Douglas J. Hamilton

multi-layered. In their Atlantic world, a willingness to be British was important. To succeed in the empire, and to make their way in England on their return, Scots had to be British. By the second half of the century many could do this comfortably. They shared with their southern neighbours a belief in Protestantism, in empire, in the Crown, in liberty and in commerce. 71 For Scots in the Caribbean to portray themselves

in Scotland, the Caribbean and the Atlantic world 1750–1820
Douglas J. Hamilton

imposing its will on the colonies. The layers of individual and network connections, and their patronage links, added to the shared beliefs in ‘British’ ideals like liberty, Protestantism and loyalty to the Crown that have been outlined in the previous chapter. 1 As a result, political events in one part of the British Atlantic world could affect those in another, which, in turn, had implications for the government of

in Scotland, the Caribbean and the Atlantic world 1750–1820
An exploration of church polity and the governance of the region’s churches
Francis J. Bremer

puritanism in an Atlantic world (Hanover, NH: University of New Hampshire Press, 2012), p. 62, and discussed at pp. 45–62. 84 This dispute is discussed in more depth in Bremer, Building a new Jerusalem, pp. 314–38, with particular attention to the polity issues. The quotations can be found there. 85 Edward Taylor’s ‘church records’ and related sermons, eds T. M. Davis and V. L. Davis (Boston, MA: Twayne Publishers, 1981), p. xxxii. 86 P. R. Lucas, Valley of discord: church and society along the Connecticut River, 1636– 1725 (Hanover, NH: University Press of New

in Church polity and politics in the British Atlantic world, c. 1635–66
David Ceri Jones

activities of ambitious and speculative individuals who carved out a new life or career for themselves in the colonies.

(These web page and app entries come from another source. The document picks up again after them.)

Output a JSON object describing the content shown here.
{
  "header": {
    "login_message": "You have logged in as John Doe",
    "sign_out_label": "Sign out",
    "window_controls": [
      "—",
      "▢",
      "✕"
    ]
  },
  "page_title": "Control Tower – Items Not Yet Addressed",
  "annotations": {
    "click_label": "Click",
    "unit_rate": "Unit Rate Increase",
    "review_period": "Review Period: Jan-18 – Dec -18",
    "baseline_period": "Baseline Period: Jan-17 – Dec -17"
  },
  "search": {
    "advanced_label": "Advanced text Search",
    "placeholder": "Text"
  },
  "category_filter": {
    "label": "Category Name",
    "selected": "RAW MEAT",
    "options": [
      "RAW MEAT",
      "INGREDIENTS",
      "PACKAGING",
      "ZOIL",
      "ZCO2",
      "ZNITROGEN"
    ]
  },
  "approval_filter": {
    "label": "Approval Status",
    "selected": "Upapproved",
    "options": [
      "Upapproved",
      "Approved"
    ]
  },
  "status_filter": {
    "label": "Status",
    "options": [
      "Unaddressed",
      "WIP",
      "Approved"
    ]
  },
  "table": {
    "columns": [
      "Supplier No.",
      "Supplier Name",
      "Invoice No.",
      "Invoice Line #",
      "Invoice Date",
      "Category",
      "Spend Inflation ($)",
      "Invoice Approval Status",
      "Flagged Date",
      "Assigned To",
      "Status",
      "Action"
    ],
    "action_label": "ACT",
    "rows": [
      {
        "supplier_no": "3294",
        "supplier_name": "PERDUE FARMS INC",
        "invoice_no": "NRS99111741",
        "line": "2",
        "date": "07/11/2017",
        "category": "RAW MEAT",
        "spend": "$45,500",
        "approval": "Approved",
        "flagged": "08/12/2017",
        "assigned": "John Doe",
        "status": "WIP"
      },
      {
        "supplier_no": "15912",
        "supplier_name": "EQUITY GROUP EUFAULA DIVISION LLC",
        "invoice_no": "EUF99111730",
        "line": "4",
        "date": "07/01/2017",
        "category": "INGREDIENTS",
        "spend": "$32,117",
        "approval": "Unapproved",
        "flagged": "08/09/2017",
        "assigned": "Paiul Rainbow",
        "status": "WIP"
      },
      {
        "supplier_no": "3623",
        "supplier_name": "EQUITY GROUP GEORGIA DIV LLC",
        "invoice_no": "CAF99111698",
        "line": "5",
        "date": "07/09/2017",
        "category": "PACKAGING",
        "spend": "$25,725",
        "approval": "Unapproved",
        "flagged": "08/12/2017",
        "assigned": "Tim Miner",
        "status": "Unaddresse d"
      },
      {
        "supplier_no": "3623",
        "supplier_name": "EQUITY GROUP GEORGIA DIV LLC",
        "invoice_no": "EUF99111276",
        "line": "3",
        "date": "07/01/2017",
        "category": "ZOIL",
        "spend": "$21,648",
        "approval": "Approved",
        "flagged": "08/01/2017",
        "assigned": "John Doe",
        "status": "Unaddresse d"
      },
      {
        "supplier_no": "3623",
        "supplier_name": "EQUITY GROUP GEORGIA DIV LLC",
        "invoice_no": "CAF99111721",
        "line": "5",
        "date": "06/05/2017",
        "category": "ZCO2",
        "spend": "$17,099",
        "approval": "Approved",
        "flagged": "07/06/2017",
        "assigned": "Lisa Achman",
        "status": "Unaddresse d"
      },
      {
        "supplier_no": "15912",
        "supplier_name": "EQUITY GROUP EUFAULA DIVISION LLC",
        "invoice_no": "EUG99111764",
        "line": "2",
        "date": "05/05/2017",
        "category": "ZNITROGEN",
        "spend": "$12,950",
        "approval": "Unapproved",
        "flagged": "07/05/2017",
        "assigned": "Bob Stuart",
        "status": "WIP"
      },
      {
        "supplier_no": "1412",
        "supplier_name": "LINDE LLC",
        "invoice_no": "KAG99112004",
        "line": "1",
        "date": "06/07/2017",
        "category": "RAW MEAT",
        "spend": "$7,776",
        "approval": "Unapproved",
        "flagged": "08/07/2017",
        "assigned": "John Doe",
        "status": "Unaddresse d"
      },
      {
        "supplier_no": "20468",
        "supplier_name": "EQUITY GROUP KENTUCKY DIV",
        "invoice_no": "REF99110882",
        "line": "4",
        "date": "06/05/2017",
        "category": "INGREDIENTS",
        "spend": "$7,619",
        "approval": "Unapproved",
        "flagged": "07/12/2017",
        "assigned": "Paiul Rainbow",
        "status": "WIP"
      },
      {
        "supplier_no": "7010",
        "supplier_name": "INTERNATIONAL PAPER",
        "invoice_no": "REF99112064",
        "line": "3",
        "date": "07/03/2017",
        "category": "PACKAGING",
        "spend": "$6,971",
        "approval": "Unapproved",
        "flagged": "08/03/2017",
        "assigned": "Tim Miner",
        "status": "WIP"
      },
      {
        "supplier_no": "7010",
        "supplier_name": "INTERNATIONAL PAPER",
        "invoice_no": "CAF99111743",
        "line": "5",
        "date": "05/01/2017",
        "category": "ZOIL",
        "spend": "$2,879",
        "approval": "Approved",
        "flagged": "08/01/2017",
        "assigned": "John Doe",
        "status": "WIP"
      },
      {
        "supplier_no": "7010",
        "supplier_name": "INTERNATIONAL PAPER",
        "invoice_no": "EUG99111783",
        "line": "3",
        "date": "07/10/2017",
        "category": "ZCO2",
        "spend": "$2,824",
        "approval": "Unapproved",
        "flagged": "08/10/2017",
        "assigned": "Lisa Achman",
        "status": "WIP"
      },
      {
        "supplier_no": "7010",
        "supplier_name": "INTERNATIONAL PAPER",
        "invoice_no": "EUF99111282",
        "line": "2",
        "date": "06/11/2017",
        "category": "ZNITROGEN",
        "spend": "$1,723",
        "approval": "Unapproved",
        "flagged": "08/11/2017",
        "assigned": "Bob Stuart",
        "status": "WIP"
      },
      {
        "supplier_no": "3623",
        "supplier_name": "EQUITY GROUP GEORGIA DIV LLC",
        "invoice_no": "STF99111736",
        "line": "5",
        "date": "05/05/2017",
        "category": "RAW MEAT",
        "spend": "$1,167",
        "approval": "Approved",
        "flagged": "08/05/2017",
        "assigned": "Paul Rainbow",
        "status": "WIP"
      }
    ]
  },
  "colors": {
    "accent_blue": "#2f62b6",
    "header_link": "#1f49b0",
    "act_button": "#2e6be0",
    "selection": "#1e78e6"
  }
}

The relatively recent innovation that is Atlantic history, or the history of the Atlantic world, presents the historian with an alternative way of configuring the history of Britain’s overseas empire. 11 Peter Marshall’s observation that the early eighteenth-century empire could mean just as easily ‘power or dominant interests outside Britain’ as control over territory, hints at the need of a

in Wales and the British overseas empire